Easter Trees are also traditional in Sweden, where typically they use birch twigs and attach brightly coloured feathers to the end of the stems. I have come across several stories about the origin for the tradition in Sweden which date back to the 1600’s. Some used the twigs to beat each other in commemoration of the suffering of Jesus on Good Friday, whilst others believed the twigs to signify witches brooms used to sweep away winter.
Whatever the origin, these attractive decorations are great fun to make and children especially enjoy making and adding decorations. The options for decorations are endless and over the years I have tried many – the decorations which proved the biggest hit with the children were spiced biscuits threaded onto ribbons, half of which we cooked with a boiled sweet at the centre to provide a stained glass effect and half we decorated with icing.
I generally make a few easter trees, one sits on my coffee table while a second adorns the hall table and the third takes pride of place as a table centrepiece. Whilst the homemade decorations are undoubtedly the main appeal, I always add some carefully chosen silk flowers to fill the neck of the vase or bottle. this year, my favourites are some miniature daffodils which add just the right splash of colour and are just the right size to dress the neck of the bottle without detracting from the tree itself. I regularly mix silk flowers with real flowers and can honestly say that no-one has every noticed or commented.

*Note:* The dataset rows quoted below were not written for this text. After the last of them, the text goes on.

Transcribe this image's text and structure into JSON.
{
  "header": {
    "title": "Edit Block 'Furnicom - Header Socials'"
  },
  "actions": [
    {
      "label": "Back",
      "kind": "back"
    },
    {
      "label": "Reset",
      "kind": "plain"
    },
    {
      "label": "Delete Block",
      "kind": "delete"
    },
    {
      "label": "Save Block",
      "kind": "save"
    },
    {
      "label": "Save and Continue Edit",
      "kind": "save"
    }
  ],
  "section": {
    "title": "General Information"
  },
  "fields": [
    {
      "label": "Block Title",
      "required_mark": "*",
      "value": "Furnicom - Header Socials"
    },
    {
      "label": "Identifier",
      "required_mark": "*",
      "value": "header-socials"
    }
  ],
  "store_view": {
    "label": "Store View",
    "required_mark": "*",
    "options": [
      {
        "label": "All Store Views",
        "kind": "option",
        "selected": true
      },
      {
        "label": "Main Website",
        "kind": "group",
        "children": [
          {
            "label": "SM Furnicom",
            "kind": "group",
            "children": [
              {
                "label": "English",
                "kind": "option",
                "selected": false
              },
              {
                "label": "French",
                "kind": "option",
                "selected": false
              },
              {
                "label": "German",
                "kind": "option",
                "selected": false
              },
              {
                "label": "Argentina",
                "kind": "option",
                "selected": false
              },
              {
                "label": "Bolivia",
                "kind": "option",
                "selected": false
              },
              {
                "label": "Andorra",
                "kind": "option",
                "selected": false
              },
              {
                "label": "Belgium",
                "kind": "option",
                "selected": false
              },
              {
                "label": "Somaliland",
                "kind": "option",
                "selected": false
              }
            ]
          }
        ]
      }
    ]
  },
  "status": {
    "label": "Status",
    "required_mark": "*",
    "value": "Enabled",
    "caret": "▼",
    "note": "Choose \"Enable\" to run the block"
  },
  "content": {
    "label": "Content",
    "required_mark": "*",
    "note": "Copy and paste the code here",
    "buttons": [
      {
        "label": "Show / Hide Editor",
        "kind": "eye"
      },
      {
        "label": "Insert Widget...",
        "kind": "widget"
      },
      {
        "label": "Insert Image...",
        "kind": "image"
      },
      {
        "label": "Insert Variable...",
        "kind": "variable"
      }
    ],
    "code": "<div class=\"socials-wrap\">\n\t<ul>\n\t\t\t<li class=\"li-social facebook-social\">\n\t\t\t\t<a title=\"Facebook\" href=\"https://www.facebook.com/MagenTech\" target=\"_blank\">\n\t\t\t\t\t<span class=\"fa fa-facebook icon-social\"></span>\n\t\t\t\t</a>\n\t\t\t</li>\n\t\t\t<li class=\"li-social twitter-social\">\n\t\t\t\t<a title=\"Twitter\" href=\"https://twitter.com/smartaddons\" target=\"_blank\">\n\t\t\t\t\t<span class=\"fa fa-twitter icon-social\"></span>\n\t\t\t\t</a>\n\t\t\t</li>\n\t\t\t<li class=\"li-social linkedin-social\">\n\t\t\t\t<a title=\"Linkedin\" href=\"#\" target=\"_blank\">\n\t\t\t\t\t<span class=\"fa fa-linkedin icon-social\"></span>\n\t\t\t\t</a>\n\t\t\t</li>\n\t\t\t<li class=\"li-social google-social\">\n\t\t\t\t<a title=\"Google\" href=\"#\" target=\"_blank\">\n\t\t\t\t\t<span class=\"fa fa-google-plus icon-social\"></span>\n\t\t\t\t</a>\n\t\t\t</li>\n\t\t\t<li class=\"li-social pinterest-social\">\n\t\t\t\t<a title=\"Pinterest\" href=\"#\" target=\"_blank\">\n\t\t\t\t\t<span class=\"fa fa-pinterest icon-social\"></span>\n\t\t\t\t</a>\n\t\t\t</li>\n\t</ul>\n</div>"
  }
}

Silk flowers are generally of uniform size and can be manipulated to fill ‘gaps’ in an arrangement and to provide structure with the added benefit that they can be re-used!
The same silk daffodils and mimosa have inspired this years Easter Baby Clothes Bouquets and Easter Nappy Cake and I hope that for years to come they’ll continue to feature in the Easter Trees and decorations of their recipients.